* _Exercise_
Go through the lines below. Copy those with "الحضور".

* _Items from an interface collection_
------------------------------------

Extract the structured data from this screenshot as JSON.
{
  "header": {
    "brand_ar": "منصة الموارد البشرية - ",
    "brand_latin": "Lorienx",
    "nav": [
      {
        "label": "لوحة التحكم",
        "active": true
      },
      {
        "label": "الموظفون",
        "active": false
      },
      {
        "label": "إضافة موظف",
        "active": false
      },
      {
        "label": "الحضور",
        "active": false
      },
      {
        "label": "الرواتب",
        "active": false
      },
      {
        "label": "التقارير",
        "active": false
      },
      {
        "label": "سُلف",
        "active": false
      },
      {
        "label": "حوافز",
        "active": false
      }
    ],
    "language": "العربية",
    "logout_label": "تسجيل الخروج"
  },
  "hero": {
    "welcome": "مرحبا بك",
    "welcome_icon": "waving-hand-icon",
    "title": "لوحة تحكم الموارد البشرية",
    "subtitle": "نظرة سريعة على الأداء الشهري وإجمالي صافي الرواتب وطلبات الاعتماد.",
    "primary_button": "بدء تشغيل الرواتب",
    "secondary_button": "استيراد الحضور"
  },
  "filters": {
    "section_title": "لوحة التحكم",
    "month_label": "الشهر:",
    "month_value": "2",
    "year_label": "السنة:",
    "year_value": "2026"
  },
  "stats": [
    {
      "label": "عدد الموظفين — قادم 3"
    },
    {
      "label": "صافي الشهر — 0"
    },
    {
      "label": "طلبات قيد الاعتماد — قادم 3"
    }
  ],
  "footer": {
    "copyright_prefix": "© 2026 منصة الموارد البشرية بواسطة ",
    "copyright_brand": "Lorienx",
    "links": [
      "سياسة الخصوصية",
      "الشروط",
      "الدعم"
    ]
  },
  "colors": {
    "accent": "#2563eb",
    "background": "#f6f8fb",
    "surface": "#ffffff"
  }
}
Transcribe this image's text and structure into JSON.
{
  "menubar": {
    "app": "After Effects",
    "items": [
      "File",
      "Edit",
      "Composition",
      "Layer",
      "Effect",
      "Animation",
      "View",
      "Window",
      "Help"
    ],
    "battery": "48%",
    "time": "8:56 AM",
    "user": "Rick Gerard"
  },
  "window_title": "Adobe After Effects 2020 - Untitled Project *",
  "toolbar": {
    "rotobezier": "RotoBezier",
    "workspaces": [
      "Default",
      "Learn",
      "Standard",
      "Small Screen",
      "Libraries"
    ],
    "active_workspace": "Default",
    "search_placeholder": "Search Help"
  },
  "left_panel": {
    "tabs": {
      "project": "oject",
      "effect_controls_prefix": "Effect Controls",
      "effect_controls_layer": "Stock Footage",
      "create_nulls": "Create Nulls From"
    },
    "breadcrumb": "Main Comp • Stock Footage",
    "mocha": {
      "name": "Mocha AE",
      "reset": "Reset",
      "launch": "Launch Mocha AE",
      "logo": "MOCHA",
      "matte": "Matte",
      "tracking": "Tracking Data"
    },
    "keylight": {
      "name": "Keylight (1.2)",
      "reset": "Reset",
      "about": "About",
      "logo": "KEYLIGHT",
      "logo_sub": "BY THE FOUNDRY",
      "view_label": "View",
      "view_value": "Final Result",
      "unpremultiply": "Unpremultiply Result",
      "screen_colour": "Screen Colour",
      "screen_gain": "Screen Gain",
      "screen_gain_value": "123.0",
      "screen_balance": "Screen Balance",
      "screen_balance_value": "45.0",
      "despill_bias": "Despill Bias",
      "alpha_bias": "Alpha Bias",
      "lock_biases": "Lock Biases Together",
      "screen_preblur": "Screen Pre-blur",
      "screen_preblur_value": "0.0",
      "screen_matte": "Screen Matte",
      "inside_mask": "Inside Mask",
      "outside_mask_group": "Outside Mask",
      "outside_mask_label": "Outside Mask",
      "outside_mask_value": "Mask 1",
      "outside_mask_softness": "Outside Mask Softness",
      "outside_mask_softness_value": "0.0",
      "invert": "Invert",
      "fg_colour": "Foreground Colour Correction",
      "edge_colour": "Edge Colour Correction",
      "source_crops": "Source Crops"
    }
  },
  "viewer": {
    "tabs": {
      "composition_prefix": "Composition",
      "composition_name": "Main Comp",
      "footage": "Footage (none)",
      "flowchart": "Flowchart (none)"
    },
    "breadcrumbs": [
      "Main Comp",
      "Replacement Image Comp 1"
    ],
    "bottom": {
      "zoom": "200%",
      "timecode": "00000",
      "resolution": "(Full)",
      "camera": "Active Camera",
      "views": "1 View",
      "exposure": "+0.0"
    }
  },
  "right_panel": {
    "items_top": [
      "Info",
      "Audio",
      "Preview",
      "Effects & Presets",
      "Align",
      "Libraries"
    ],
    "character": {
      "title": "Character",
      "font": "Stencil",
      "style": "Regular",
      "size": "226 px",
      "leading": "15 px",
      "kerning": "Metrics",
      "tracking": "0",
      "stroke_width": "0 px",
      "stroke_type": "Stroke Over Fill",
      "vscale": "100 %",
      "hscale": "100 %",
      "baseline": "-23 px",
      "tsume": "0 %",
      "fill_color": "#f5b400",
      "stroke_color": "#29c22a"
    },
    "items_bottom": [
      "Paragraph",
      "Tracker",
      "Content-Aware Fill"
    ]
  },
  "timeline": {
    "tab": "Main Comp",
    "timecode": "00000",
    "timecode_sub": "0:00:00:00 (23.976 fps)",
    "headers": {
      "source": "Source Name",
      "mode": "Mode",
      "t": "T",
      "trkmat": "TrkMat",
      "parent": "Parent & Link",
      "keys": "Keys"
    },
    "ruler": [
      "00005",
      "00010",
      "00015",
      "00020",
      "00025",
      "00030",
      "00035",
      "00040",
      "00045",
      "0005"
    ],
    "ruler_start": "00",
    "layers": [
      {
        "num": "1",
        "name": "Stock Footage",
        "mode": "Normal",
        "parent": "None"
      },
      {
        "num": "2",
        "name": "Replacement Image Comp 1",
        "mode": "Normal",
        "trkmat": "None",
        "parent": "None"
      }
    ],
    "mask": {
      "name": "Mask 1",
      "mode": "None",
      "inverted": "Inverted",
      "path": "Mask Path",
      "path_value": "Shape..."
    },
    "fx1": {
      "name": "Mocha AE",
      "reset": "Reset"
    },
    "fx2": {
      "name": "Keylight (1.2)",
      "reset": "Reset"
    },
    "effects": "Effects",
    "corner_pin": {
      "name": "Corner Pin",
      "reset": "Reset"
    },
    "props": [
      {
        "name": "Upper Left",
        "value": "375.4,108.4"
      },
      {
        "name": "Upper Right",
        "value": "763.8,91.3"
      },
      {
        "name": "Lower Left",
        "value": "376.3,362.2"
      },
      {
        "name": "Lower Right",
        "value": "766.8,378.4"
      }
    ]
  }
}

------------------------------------

* _Response area_
        "label": "الحضور",
    "secondary_button": "استيراد الحضور"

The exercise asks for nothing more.